**Instructions for the task**
Restate word for word the lines from the one containing "Enumerate this screenshot's" through the end of the listing below, with both ends included.

**Record excerpts**
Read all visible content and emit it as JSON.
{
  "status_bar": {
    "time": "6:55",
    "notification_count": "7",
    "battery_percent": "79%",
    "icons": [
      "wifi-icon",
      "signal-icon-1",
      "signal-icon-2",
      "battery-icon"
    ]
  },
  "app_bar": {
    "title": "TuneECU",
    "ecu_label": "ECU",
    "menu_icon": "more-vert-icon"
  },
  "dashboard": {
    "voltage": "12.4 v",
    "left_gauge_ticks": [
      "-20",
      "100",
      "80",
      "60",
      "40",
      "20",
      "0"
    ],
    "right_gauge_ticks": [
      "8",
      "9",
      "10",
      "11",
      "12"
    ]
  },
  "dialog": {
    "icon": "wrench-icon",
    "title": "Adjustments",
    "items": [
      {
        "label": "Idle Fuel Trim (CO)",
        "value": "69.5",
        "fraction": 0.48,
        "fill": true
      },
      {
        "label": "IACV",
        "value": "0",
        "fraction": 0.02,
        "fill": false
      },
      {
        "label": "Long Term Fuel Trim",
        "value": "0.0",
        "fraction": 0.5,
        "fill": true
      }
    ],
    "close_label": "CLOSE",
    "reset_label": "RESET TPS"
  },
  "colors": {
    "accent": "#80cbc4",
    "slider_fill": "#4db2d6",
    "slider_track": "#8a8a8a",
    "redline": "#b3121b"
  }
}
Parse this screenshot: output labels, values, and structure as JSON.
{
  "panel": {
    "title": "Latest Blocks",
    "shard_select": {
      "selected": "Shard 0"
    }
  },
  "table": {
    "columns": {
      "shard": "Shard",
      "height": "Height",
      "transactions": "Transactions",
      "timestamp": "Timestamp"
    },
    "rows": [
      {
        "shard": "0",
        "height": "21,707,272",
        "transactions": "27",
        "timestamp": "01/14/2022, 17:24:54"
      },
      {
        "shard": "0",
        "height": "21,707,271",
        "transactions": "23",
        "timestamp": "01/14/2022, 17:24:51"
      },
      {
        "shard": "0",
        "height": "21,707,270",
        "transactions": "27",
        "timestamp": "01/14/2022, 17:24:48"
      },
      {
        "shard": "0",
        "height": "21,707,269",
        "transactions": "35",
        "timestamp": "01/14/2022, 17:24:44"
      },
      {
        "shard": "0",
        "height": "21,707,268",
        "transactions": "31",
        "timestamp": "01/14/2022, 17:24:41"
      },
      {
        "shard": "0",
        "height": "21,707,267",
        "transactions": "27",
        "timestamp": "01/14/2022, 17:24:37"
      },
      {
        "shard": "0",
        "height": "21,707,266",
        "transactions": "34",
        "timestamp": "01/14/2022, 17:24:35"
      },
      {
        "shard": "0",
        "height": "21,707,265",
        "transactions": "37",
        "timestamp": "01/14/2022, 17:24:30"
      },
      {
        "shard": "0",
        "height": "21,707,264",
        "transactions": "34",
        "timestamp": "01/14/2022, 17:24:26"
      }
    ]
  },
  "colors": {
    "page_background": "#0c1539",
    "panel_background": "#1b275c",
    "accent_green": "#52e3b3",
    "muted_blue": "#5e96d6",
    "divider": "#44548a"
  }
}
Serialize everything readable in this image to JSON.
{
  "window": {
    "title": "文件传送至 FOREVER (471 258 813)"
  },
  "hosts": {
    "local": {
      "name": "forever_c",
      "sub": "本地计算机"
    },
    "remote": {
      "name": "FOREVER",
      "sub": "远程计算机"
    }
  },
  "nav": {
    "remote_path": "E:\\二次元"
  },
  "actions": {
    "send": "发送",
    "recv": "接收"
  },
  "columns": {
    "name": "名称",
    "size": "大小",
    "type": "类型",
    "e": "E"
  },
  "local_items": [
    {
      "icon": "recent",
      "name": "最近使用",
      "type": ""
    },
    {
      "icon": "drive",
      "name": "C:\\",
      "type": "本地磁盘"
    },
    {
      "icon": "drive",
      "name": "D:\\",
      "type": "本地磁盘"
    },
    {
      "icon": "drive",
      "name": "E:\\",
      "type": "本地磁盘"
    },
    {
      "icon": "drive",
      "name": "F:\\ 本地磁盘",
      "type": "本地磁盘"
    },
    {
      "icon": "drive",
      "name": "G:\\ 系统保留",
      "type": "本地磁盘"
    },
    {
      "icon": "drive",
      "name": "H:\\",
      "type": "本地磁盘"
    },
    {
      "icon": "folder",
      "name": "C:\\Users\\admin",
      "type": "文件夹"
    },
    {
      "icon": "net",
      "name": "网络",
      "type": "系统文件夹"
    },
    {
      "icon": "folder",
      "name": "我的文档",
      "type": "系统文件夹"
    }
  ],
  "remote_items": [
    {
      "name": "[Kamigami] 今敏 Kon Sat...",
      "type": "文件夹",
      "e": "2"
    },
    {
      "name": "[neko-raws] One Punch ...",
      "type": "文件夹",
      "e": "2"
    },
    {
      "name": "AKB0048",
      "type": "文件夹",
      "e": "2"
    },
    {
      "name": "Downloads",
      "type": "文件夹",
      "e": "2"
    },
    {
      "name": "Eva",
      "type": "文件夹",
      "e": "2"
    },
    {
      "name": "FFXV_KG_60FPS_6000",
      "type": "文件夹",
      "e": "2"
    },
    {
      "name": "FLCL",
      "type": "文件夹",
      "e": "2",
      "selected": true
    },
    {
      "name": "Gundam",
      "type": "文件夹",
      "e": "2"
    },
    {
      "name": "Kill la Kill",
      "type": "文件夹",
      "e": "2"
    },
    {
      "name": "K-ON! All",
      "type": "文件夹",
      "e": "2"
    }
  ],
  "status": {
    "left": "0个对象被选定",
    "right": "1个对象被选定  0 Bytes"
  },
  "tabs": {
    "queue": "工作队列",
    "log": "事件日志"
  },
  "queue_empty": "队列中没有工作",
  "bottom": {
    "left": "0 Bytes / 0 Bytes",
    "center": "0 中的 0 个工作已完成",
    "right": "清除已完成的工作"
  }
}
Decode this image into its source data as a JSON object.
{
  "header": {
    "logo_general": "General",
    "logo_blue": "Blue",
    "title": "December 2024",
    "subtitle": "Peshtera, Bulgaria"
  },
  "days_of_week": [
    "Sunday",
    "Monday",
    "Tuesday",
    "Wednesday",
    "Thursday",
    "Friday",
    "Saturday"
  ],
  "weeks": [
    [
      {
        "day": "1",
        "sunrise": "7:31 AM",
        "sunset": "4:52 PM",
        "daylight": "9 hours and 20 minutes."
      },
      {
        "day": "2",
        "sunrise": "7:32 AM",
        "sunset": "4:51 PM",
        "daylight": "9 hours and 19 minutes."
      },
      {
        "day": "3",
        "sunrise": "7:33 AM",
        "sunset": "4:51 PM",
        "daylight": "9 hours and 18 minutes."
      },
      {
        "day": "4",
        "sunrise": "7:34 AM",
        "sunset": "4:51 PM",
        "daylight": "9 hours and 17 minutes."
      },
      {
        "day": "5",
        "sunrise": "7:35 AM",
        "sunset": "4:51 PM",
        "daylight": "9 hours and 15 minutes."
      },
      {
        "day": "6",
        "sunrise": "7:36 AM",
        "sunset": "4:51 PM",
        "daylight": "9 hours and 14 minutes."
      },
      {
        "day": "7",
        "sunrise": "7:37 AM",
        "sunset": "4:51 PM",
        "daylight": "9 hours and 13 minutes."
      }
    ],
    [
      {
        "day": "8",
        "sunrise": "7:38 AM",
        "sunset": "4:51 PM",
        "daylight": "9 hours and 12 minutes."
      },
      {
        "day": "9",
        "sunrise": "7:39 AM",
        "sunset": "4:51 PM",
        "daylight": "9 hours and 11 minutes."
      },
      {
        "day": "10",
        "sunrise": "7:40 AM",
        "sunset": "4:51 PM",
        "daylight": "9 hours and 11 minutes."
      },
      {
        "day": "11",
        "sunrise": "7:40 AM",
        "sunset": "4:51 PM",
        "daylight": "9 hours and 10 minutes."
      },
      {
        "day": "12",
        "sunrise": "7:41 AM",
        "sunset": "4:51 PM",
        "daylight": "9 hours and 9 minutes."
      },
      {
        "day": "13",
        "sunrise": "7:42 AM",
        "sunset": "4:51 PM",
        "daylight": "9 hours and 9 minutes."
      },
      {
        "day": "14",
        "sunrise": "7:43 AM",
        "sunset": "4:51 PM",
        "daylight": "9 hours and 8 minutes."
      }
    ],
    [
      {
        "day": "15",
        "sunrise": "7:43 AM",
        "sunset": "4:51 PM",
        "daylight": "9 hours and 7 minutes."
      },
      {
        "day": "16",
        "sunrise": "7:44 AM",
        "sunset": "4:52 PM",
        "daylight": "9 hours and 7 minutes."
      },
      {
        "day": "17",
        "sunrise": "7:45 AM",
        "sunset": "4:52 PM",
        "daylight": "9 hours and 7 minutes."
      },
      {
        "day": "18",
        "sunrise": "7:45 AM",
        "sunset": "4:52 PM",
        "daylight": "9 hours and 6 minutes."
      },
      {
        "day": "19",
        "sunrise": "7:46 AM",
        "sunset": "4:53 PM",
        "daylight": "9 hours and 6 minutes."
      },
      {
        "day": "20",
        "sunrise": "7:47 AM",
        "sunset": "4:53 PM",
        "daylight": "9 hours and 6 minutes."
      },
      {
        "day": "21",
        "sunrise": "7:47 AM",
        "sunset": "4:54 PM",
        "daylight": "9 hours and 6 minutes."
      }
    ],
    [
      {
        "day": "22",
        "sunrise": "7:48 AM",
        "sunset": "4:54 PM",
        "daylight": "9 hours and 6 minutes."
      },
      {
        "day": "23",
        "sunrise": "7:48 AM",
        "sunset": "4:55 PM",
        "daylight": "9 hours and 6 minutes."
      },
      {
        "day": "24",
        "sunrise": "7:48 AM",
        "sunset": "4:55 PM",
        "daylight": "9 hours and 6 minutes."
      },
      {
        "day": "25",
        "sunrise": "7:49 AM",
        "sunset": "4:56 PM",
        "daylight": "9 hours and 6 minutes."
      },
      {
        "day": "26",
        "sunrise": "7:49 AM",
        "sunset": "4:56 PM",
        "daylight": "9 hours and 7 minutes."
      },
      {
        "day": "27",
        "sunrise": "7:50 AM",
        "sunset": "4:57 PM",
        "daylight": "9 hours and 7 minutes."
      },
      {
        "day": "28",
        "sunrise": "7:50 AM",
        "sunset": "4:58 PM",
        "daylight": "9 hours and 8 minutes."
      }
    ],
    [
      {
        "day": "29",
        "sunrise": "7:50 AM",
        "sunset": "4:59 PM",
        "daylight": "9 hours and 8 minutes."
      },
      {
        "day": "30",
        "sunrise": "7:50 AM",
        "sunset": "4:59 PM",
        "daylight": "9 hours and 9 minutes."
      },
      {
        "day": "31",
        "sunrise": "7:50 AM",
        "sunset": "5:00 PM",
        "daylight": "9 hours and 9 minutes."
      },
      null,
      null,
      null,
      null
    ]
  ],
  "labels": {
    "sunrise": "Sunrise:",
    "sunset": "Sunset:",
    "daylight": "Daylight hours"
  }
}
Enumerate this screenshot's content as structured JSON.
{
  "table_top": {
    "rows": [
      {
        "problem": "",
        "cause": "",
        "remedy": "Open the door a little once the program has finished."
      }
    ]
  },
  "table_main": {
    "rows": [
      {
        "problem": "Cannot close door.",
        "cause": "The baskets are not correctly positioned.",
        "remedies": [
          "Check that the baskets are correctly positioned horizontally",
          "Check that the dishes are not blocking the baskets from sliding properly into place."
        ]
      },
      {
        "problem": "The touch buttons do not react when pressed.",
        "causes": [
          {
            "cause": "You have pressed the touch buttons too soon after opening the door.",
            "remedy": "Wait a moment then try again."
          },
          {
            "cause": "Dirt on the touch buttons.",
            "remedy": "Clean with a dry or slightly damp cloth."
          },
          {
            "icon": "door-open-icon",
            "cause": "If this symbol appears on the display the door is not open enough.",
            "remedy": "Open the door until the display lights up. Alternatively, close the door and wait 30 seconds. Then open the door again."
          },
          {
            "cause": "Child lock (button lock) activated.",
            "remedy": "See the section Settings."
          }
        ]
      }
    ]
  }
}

**The answer**
Enumerate this screenshot's content as structured JSON.
{
  "table_top": {
    "rows": [
      {
        "problem": "",
        "cause": "",
        "remedy": "Open the door a little once the program has finished."
      }
    ]
  },
  "table_main": {
    "rows": [
      {
        "problem": "Cannot close door.",
        "cause": "The baskets are not correctly positioned.",
        "remedies": [
          "Check that the baskets are correctly positioned horizontally",
          "Check that the dishes are not blocking the baskets from sliding properly into place."
        ]
      },
      {
        "problem": "The touch buttons do not react when pressed.",
        "causes": [
          {
            "cause": "You have pressed the touch buttons too soon after opening the door.",
            "remedy": "Wait a moment then try again."
          },
          {
            "cause": "Dirt on the touch buttons.",
            "remedy": "Clean with a dry or slightly damp cloth."
          },
          {
            "icon": "door-open-icon",
            "cause": "If this symbol appears on the display the door is not open enough.",
            "remedy": "Open the door until the display lights up. Alternatively, close the door and wait 30 seconds. Then open the door again."
          },
          {
            "cause": "Child lock (button lock) activated.",
            "remedy": "See the section Settings."
          }
        ]
      }
    ]
  }
}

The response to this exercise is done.